* _Task_:
Report all lines of the data below that hold the word "button".

====

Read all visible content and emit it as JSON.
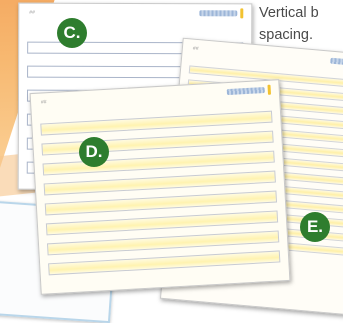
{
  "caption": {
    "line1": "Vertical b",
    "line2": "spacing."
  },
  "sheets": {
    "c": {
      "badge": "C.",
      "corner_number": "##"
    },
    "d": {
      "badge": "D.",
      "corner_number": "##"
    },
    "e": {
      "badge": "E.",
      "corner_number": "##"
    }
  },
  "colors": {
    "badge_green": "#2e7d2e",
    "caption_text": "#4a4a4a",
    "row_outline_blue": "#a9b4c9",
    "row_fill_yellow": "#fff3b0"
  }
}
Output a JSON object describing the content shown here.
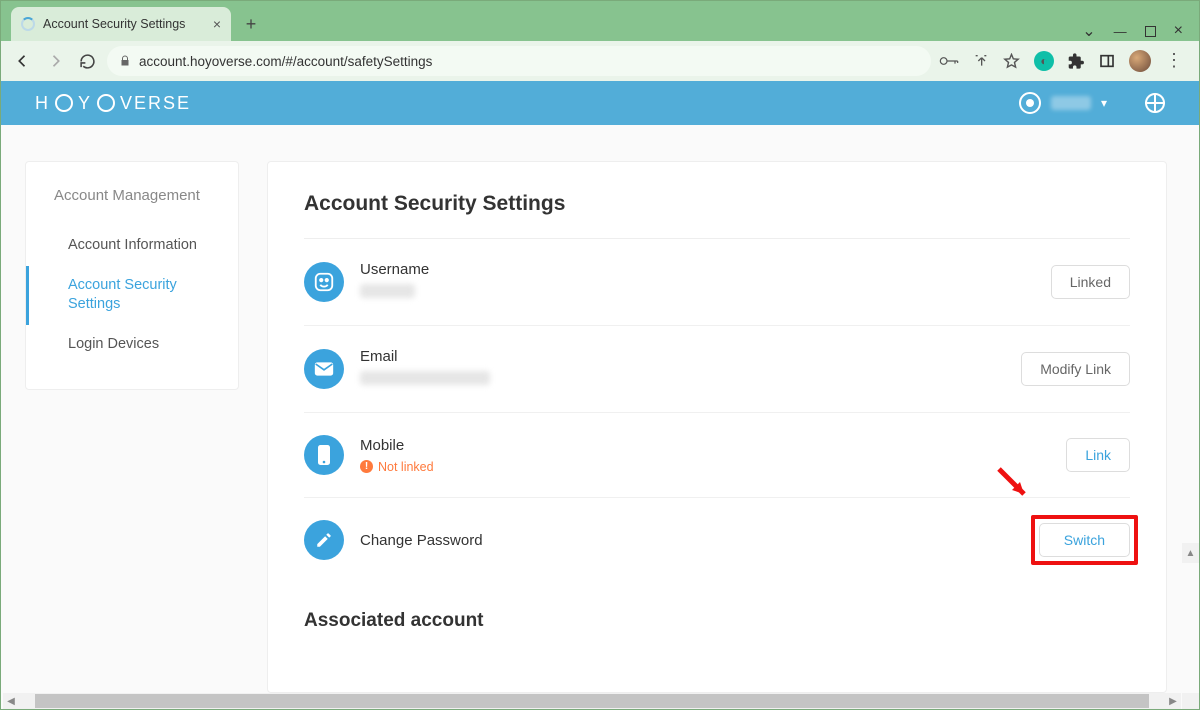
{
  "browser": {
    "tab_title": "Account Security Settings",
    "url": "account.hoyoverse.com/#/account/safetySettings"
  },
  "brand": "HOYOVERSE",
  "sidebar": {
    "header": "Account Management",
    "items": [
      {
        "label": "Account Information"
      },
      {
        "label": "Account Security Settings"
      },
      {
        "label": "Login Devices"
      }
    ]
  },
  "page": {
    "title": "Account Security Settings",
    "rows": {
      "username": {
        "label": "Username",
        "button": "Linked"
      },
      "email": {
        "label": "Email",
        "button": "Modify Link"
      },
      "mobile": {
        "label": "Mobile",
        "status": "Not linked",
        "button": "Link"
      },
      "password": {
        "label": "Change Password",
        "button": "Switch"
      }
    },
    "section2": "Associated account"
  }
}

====

* _Response box_:
        "button": "Linked"
        "button": "Modify Link"
        "button": "Link"
        "button": "Switch"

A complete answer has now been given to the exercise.